> **TASK TO COMPLETE**: Copy every line of the entries that has the string "Hide" in it.

(Dataset excerpts)
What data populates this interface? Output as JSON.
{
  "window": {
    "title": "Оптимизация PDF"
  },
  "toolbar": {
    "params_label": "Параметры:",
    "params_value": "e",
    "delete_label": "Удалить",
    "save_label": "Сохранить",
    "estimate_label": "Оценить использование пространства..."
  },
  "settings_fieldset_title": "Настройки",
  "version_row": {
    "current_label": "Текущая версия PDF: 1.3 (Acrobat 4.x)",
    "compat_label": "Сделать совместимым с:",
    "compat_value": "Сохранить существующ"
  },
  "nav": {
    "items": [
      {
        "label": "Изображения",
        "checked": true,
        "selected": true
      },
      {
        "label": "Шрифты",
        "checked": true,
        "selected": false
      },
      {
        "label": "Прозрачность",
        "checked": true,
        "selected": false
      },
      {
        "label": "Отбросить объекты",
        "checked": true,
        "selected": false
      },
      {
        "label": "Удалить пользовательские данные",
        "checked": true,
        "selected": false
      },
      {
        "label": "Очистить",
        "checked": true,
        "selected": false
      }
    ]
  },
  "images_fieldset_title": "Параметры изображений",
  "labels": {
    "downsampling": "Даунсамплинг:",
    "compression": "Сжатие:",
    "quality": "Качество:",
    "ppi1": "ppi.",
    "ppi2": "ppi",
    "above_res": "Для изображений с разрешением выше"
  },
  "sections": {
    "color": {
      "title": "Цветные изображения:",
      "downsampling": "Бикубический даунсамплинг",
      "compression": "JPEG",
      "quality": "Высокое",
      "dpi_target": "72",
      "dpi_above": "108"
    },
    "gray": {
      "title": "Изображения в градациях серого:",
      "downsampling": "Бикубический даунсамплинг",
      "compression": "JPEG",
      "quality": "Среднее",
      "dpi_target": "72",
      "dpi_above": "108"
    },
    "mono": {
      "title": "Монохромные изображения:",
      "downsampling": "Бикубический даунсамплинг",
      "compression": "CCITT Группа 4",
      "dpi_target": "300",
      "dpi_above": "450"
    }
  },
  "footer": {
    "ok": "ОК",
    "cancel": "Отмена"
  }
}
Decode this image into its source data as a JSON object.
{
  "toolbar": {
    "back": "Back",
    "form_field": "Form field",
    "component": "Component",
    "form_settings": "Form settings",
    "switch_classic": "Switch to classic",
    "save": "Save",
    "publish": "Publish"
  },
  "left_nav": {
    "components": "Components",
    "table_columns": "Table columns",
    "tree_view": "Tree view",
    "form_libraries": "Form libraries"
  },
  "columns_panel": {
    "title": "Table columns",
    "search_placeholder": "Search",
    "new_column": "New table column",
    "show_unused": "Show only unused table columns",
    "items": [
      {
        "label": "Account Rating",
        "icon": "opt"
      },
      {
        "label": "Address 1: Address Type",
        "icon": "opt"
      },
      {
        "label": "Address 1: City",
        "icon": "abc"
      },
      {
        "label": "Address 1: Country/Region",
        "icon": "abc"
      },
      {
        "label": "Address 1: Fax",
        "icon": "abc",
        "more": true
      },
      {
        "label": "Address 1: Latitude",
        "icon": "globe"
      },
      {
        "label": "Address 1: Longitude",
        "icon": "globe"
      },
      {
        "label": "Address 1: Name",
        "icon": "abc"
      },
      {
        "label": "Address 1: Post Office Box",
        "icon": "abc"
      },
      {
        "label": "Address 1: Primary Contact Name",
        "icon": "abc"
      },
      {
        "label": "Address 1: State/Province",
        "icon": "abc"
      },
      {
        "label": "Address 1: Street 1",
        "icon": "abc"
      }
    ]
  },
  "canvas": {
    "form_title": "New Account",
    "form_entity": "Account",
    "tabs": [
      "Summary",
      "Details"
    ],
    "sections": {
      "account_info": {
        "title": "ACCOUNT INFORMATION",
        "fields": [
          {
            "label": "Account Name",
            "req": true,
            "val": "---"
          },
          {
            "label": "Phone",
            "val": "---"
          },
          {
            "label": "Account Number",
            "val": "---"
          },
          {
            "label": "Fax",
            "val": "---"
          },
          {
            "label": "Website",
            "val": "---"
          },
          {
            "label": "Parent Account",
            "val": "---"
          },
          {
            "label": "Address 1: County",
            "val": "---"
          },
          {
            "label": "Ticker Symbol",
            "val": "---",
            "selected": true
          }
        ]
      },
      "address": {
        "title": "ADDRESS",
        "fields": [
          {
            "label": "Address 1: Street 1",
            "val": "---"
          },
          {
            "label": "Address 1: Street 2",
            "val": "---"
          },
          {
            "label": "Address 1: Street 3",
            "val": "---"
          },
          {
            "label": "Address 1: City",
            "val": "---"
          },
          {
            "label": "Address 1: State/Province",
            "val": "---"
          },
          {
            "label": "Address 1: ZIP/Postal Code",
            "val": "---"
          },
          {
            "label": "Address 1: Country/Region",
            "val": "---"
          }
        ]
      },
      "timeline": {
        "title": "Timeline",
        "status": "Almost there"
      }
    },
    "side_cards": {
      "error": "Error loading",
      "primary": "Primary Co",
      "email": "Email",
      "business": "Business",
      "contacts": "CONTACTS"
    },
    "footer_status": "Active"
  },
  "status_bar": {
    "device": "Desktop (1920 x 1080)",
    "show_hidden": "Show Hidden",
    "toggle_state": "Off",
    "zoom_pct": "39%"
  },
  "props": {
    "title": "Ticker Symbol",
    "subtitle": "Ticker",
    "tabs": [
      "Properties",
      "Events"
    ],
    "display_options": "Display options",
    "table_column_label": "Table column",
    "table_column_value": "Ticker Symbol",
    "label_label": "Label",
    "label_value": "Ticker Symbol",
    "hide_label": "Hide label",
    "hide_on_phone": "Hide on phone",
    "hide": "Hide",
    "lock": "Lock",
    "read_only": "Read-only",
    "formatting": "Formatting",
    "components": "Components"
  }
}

> **SOLVED EXERCISE**:
    "hide_label": "Hide label",
    "hide_on_phone": "Hide on phone",
    "hide": "Hide",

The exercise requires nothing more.